**What is being asked**. Only the lines with "illustration" in the entries below belong in the answer; please copy them.

BEGIN Records for processing

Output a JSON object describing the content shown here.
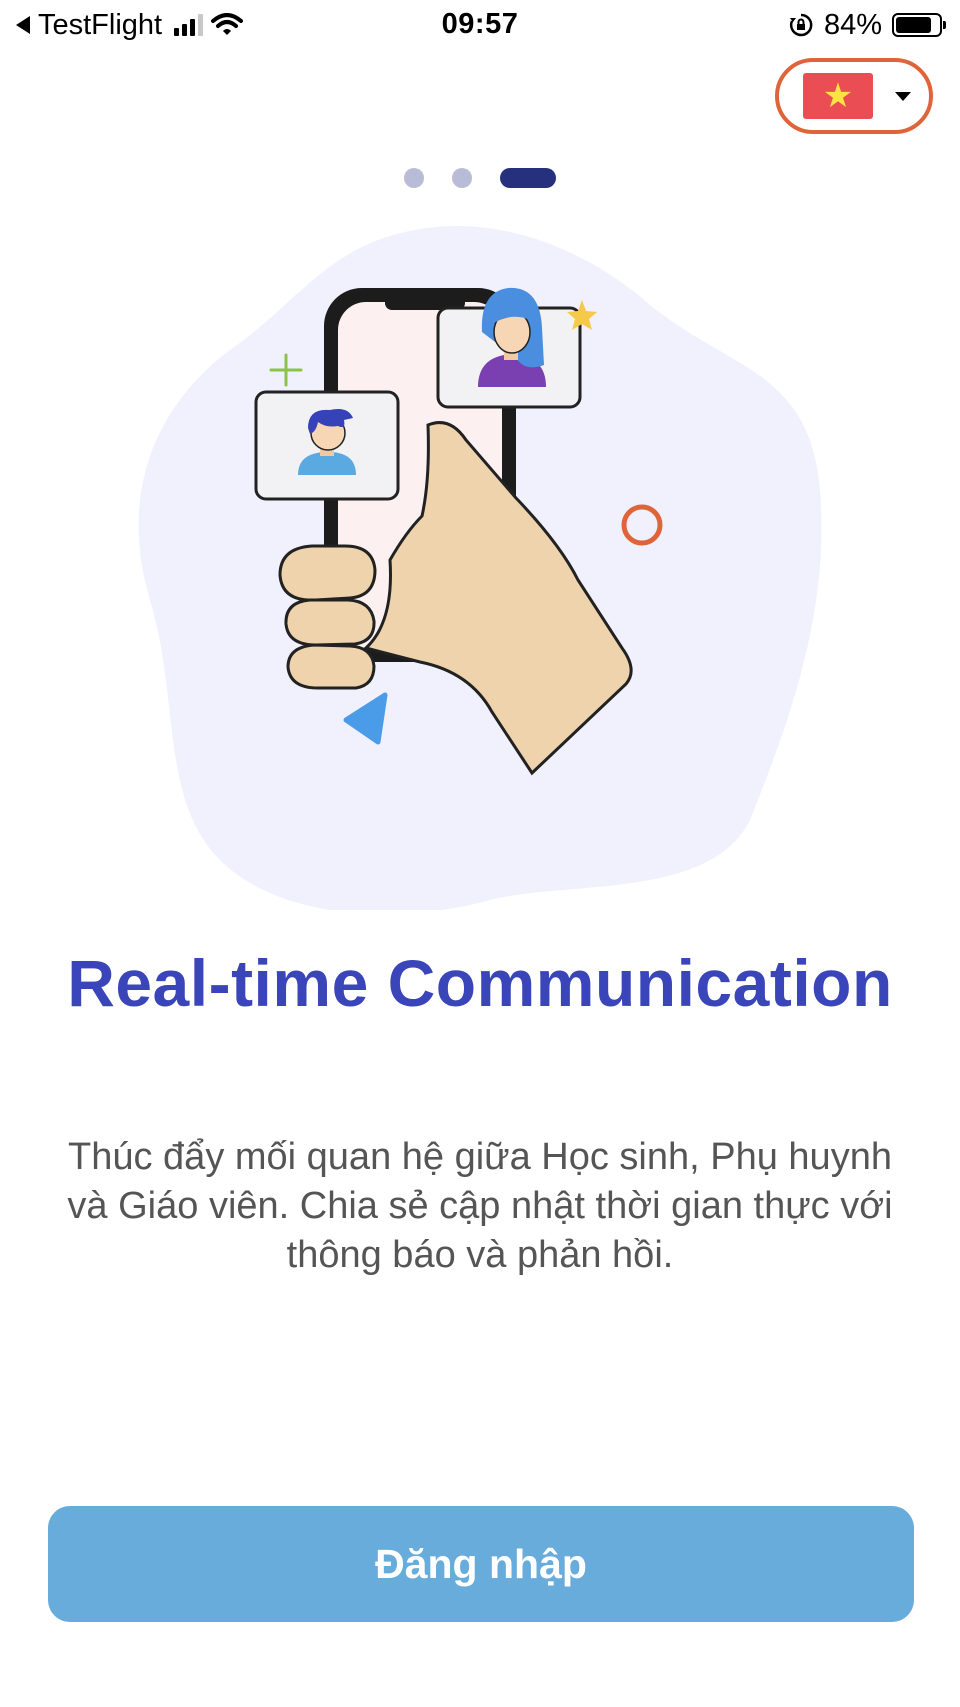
{
  "status_bar": {
    "back_app": "TestFlight",
    "time": "09:57",
    "battery": "84%",
    "battery_level": 0.84,
    "icons": [
      "back-arrow-icon",
      "signal-icon",
      "wifi-icon",
      "orientation-lock-icon",
      "battery-icon"
    ]
  },
  "language_selector": {
    "flag_icon": "vietnam-flag-icon",
    "flag_colors": {
      "background": "#ea4d54",
      "star": "#ffe342"
    },
    "ring_color": "#e0643a",
    "dropdown_icon": "caret-down-icon"
  },
  "pager": {
    "total": 3,
    "active_index": 2
  },
  "illustration": {
    "icon": "hand-holding-phone-video-call-illustration"
  },
  "onboarding": {
    "title": "Real-time Communication",
    "description": "Thúc đẩy mối quan hệ giữa Học sinh, Phụ huynh và Giáo viên. Chia sẻ cập nhật thời gian thực với thông báo và phản hồi."
  },
  "login_button": {
    "label": "Đăng nhập"
  },
  "colors": {
    "title": "#3a45b9",
    "button": "#67acdb",
    "pager_active": "#26317e",
    "pager_inactive": "#b9bcd6",
    "blob": "#f1f0fd"
  }
}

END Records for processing

**Worked solution**.
  "illustration": {
    "icon": "hand-holding-phone-video-call-illustration"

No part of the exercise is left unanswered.